The Only Way to Survive


Over the past week, I was at the ASD Market Week in Las Vegas, one of the world’s largest wholesale events. I have attended each year since the spring of 2013, and my primary mission was to pre-order good products each time, but after starting my consulting business, last year, rather than going to purchase products, I have learned to anticipate the trends of the year and attend so I can meet good potential partners. In particular, two years ago, at this very event, I met and formed a good partnership, which resulted in our creating great accomplishments, so this event is also rich in connections. Last week, I went to this event as an exhibitor to support my partner’s booth.

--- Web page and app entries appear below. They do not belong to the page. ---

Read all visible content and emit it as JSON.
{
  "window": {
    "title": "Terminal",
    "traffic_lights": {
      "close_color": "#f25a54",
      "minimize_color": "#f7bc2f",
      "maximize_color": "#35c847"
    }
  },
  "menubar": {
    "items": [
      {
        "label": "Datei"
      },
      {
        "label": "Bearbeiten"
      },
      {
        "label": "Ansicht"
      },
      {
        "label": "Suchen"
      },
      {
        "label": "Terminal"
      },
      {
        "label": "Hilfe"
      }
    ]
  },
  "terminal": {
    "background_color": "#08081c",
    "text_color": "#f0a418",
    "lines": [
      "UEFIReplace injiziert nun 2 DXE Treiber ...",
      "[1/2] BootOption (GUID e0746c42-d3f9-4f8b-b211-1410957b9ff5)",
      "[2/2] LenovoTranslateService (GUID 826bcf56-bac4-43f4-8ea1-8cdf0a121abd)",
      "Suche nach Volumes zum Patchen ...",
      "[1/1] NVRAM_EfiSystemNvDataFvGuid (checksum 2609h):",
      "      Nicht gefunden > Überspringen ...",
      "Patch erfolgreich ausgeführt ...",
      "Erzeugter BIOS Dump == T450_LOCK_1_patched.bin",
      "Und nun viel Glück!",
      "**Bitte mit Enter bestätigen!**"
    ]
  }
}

ASD Market Week in Las Vegas is held twice a year and consists mainly of booths that deal with miscellaneous goods such as jewelry-like accessories, perfumes, cosmetics, bags, clothing, e-cigarettes, ornaments, etc. As a place that showcases the world’s most diverse range of products with approximately 45,000 buyers from over 90 countries gathered in one place.  You can see what the newest trends are and check out new items, and because you can also make a variety of networks, this event offers tremendous business opportunities for potential buyers.

In fact, most of the visitors and buyers that attend are not just viewing products or looking for unique items. Usually, they visit the booths of companies that they already order from, look over the newest products, and immediately put in an order. I remember that it was like this at least four years ago. We met each other every half year, exchanged pleasantries, shared our opinions on the new products, negotiated prices, put in the order, and after a few weeks from the event, I would receive the products and immediately deliver them to a large company.


Eventually, it became an event that prioritized existing customers rather than seeking new customers. This event was created by B2B wholesalers to exhibit goods, so most buyers have sufficient purchasing power, and since each buyer spends at least $80,000, it is a great opportunity for exhibitors.

However, I felt that the atmosphere has started to change since last year. The droves of buyers have begun to diminish gradually, and as there are growing empty booth spaces, I feel as if this event is becoming an industrial has-been. The B2B market has been struggling with Amazon and the online market for the past few years, and the offline businesses are crumbling, strangely matching this timing.

A remarkable thing is that many former wholesale buyers have dropped significantly, but in comparison, too many retail buyers have increased. Most of them have stores, so unlike the past, where they would order large quantities and deliver them to large companies.  In recent years, there has been a growing number of online retailers who buy in small quantities and sell them online. Also, the majority of the buyers attend not to purchase products but to check on prices and read the trends like myself.

“Nothing changes if nothing changes.”

Observing the event for the past few days, I saw that even though the event has been decreasing each year, the booth exhibitors have not strayed from their traditional methods. Despite the fact that the trends and distribution structure has changed, sellers still expect to receive even larger orders as they promote their products in the same way. Do they know that we live in a world where you can find anything with a simple search?


Not long ago, we heard the news that Toys R Us was preparing to liquidate all their stores in the United States. This was the natural outcome of their inadequate response to the online age and their decline in their ability to reach the changes in the digital environment.

Ultimately, responding quickly to the changing times is the only way to survive in this world that changes daily.